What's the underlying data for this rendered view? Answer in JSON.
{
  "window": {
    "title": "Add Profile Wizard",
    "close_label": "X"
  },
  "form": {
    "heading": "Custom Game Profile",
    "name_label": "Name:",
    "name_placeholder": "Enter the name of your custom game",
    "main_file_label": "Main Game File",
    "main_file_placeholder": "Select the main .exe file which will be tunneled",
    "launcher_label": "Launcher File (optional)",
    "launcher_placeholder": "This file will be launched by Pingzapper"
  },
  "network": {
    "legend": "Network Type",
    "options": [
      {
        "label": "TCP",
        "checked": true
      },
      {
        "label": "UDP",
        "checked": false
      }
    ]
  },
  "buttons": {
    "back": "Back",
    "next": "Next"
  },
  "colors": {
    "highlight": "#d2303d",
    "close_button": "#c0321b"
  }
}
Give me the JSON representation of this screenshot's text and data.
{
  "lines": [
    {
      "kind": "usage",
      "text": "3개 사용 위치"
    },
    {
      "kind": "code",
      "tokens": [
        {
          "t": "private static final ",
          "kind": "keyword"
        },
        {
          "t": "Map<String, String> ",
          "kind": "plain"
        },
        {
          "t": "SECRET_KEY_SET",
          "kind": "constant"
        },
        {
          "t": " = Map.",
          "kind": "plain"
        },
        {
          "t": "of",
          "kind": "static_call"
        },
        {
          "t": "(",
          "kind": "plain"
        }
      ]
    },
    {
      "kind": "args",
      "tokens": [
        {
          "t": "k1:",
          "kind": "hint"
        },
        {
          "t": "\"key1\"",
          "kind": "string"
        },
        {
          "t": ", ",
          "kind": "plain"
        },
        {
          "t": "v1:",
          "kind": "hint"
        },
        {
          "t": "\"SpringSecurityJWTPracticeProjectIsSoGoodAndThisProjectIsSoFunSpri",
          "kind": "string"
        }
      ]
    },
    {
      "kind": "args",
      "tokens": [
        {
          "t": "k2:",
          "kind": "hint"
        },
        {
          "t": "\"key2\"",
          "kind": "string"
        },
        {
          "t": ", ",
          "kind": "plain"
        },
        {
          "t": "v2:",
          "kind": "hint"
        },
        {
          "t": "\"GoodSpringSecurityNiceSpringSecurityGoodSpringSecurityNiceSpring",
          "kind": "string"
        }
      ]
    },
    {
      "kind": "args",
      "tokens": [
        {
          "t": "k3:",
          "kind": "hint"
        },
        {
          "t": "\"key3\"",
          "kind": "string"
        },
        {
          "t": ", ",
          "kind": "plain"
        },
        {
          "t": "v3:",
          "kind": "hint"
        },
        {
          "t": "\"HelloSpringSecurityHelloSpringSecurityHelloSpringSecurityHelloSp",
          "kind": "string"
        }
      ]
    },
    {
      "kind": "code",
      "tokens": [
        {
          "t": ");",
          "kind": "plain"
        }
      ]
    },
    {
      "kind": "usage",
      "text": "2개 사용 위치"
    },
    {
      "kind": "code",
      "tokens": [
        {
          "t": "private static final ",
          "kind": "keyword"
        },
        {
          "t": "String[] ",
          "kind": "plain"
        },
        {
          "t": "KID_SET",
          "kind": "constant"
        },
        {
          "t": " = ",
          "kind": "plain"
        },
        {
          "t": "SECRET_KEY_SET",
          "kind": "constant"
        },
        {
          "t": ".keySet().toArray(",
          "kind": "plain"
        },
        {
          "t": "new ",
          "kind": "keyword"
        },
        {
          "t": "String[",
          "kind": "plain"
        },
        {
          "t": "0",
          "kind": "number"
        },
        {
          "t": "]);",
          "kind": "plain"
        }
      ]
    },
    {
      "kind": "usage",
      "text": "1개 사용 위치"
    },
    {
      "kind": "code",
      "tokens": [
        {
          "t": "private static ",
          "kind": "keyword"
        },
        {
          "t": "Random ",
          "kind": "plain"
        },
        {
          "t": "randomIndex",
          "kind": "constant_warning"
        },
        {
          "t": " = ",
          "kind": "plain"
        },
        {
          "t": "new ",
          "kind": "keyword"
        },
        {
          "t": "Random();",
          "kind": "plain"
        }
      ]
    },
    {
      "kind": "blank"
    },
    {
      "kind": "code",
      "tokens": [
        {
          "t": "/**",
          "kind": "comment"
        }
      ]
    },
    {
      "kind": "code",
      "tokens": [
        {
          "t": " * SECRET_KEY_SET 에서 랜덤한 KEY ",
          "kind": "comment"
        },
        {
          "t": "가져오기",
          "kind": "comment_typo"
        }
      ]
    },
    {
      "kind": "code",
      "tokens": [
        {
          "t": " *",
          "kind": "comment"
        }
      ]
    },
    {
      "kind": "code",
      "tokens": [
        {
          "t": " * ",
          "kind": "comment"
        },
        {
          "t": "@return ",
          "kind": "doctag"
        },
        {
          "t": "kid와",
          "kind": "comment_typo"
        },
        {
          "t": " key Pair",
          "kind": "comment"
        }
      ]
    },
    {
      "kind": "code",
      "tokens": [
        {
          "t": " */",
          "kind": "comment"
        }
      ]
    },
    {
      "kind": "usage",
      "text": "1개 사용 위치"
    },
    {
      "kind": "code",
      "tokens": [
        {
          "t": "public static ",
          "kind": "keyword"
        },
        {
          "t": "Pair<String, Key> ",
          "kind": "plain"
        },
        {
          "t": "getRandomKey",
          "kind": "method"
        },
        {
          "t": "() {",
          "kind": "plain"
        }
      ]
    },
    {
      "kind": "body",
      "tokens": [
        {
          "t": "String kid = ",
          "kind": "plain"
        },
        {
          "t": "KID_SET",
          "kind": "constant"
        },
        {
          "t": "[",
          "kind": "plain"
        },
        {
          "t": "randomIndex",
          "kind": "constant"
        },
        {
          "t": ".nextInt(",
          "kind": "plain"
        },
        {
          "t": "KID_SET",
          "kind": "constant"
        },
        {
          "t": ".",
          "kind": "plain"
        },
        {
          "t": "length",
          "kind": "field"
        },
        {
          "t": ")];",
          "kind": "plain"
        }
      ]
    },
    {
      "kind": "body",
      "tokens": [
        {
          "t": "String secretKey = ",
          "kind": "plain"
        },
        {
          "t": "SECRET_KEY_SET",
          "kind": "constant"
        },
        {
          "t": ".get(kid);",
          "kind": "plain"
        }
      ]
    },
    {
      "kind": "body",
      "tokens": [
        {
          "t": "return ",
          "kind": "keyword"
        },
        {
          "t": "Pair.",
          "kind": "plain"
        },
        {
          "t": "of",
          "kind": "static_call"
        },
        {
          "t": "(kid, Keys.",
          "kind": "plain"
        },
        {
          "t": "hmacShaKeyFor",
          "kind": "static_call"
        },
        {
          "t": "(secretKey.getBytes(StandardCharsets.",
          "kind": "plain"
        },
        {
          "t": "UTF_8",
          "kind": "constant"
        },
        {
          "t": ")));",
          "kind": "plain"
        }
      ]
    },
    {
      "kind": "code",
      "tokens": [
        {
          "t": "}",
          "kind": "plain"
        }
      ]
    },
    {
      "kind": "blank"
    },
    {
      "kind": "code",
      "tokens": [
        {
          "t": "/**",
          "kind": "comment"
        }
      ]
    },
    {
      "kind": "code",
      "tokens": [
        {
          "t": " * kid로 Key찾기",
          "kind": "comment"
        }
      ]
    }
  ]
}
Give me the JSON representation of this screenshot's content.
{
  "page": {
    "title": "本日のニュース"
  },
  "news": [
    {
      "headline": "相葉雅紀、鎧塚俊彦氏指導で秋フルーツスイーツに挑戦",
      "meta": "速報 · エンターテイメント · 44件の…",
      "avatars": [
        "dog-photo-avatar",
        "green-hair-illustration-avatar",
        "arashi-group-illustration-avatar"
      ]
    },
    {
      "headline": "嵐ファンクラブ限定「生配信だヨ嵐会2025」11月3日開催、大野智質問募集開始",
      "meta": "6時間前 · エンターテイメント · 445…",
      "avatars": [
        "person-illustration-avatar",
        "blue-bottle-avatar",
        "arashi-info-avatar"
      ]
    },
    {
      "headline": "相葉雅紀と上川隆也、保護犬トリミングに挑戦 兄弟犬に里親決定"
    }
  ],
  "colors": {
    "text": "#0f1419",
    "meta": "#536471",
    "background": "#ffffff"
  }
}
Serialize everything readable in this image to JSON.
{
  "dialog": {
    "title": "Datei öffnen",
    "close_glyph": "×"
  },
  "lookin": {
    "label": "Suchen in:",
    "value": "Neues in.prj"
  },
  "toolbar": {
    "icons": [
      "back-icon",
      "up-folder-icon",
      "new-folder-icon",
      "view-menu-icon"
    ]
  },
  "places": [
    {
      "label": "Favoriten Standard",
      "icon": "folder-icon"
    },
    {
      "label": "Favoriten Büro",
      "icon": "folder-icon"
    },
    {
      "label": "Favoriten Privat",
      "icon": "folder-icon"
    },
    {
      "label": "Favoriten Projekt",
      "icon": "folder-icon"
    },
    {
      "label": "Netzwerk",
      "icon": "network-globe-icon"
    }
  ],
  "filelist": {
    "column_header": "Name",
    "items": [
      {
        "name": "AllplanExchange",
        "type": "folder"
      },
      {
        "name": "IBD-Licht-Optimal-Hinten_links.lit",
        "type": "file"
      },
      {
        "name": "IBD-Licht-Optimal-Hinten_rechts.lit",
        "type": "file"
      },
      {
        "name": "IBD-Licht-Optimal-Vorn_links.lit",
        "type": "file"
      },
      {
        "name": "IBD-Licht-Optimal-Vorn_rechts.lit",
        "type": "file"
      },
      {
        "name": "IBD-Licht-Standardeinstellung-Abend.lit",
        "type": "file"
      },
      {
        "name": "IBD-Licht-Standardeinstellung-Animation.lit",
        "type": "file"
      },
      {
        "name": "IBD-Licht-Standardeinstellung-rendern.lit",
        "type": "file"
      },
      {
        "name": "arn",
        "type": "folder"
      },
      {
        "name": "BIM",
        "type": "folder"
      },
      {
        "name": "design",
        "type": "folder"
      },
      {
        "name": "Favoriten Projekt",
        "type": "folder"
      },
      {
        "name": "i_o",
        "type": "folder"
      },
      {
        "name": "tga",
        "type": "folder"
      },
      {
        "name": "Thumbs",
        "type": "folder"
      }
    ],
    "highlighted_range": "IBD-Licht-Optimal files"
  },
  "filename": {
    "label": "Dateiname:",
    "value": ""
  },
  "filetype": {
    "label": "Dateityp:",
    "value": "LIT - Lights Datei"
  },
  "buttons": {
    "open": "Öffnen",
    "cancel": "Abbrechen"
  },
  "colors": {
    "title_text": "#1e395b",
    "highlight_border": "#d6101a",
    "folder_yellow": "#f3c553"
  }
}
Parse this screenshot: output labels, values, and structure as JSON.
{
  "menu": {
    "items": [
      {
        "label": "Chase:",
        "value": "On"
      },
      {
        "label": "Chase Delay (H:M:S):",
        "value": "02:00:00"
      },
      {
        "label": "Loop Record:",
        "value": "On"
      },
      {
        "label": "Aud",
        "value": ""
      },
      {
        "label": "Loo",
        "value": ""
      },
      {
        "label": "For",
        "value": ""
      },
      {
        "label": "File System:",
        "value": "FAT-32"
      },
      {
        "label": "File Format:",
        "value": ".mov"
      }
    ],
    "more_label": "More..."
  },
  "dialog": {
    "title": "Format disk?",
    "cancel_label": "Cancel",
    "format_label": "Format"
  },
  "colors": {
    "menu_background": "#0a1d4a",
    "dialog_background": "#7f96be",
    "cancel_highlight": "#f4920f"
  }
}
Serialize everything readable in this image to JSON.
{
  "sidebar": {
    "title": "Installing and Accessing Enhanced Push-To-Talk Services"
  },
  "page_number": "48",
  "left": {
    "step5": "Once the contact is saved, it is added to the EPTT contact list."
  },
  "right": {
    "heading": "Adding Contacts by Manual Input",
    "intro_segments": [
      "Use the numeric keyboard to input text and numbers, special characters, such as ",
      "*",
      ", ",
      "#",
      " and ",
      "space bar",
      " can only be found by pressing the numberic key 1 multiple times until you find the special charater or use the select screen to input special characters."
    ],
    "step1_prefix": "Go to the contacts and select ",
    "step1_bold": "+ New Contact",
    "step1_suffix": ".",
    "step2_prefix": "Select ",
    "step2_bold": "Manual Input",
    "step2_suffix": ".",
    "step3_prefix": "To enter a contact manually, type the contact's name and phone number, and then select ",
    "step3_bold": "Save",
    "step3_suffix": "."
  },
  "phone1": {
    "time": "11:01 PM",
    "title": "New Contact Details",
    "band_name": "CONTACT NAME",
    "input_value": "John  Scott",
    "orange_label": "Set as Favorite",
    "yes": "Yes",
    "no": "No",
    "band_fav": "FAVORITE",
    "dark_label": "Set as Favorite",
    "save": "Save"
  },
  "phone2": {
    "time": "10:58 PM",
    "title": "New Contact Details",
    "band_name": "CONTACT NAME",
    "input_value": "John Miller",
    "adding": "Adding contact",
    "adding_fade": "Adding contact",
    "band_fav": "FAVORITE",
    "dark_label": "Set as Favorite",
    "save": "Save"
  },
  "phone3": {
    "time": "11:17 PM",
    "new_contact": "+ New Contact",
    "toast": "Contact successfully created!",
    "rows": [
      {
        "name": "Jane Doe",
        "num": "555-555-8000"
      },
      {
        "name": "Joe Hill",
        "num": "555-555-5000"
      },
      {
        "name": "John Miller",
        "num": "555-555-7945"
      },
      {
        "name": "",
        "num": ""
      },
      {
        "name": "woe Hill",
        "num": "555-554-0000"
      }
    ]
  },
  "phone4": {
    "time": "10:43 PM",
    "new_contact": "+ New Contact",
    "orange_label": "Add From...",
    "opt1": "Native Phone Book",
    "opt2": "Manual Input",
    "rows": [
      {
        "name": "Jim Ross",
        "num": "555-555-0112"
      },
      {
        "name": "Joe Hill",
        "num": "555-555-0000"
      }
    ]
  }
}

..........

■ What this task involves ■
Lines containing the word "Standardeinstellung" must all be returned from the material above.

■ Solution ■
        "name": "IBD-Licht-Standardeinstellung-Abend.lit",
        "name": "IBD-Licht-Standardeinstellung-Animation.lit",
        "name": "IBD-Licht-Standardeinstellung-rendern.lit",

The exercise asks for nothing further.